Apocalypse 1692 (Hardback)
Empire, Slavery, and the Great Port Royal Earthquake
A haven for pirates and the center of the New World’s frenzied trade in slaves and sugar, Port Royal, Jamaica, was a notorious cutthroat settlement where enormous fortunes were gained for the fledgling English empire. But on June 7, 1692, it all came to a devastating end. Drawing on research carried out in Europe, the Caribbean, and the United States, Apocalypse 1692: Empire, Slavery, and the Great Port Royal Earthquake by Ben Hughes opens in a post-Glorious Revolution London where two Jamaica-bound voyages are due to depart.
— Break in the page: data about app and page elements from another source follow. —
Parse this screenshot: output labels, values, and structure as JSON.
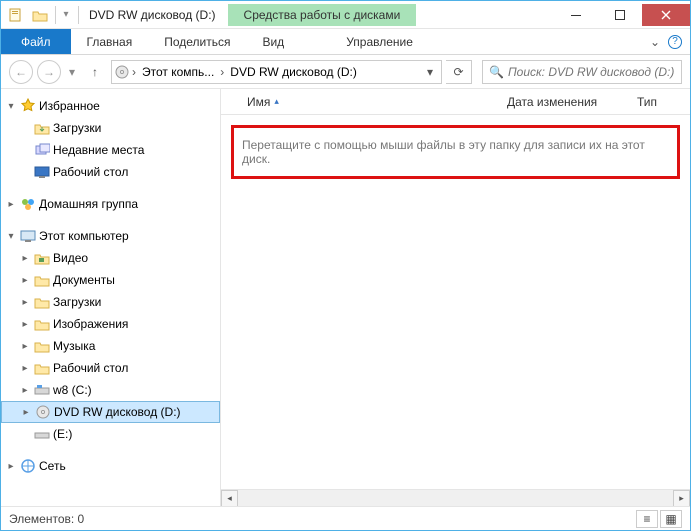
{
  "titlebar": {
    "title": "DVD RW дисковод (D:)",
    "context_tab": "Средства работы с дисками"
  },
  "ribbon": {
    "file": "Файл",
    "tabs": [
      "Главная",
      "Поделиться",
      "Вид"
    ],
    "context": "Управление"
  },
  "address": {
    "seg1": "Этот компь...",
    "seg2": "DVD RW дисковод (D:)"
  },
  "search": {
    "placeholder": "Поиск: DVD RW дисковод (D:)"
  },
  "columns": {
    "name": "Имя",
    "date": "Дата изменения",
    "type": "Тип"
  },
  "drop_hint": "Перетащите с помощью мыши файлы в эту папку для записи их на этот диск.",
  "sidebar": {
    "favorites": {
      "label": "Избранное",
      "items": [
        "Загрузки",
        "Недавние места",
        "Рабочий стол"
      ]
    },
    "homegroup": "Домашняя группа",
    "computer": {
      "label": "Этот компьютер",
      "items": [
        "Видео",
        "Документы",
        "Загрузки",
        "Изображения",
        "Музыка",
        "Рабочий стол",
        "w8 (C:)",
        "DVD RW дисковод (D:)",
        "(E:)"
      ]
    },
    "network": "Сеть"
  },
  "status": "Элементов: 0"
}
A seventy-strong fleet will escort the Earl of Inchiquin, the newly-appointed governor, to his residence at Port Royal, while the Hannah, a slaver belonging to the Royal African Company, will sail south to pick up a human cargo in West Africa before setting out across the Atlantic on the infamous Middle Passage. Utilising little-known first-hand accounts and other primary sources, Apocalypse 1692 intertwines several related themes: the slave rebellion that led to the establishment of the first permanent free black communities in the New World; the raids launched between English Jamaica and Spanish Santo Domingo; and the bloody repulse of a full-blown French invasion of the island in an attempt to drive the English from the Caribbean. The book also features the most-comprehensive account yet written of the devastating earthquake and tsunami which struck Jamaica in 1692, resulting in the deaths of thousands, and sank a third of the city beneath the sea. From the misery of everyday life in the sugar plantations, to the ostentation and double-dealings of the plantocracy; from the adventures of former-pirates-turned-treasure- hunters to the debauchery of Port Royal, Apocalypse 1692 exposes the lives of the individuals who made late-seventeenth-century Jamaica the most financially-successful, brutal, and scandalously-corrupt of all of England’s nascent American colonies.
Mr Hughes has given the eerie ruin of Port Royal a second, vibrant life by delivering the churning reality of the lost city and in the process reminding us that the everyday human landscape that we take for granted can be erased in a moment.Wall Street Journal